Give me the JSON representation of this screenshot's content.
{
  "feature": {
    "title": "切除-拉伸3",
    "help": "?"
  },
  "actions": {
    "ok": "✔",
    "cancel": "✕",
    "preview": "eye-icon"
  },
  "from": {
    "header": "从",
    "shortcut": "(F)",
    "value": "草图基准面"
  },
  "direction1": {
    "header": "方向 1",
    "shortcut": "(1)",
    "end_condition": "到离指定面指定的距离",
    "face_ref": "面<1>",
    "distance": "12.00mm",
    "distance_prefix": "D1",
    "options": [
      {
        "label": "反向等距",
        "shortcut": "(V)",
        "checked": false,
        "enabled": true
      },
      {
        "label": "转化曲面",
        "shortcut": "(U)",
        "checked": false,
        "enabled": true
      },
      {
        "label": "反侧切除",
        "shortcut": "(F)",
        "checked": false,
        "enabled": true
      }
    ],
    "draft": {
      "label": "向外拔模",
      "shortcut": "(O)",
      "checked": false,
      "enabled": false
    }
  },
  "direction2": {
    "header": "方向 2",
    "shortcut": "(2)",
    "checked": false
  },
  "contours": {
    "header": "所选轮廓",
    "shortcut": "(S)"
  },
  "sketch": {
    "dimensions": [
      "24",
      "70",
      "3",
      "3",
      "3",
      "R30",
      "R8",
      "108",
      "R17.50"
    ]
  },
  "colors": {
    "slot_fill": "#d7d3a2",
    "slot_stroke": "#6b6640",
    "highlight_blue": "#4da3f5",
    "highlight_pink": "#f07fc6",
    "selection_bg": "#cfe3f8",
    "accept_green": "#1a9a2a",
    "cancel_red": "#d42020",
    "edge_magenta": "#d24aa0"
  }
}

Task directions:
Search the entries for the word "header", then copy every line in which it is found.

Solution to this problem:
    "header": "从",
    "header": "方向 1",
    "header": "方向 2",
    "header": "所选轮廓",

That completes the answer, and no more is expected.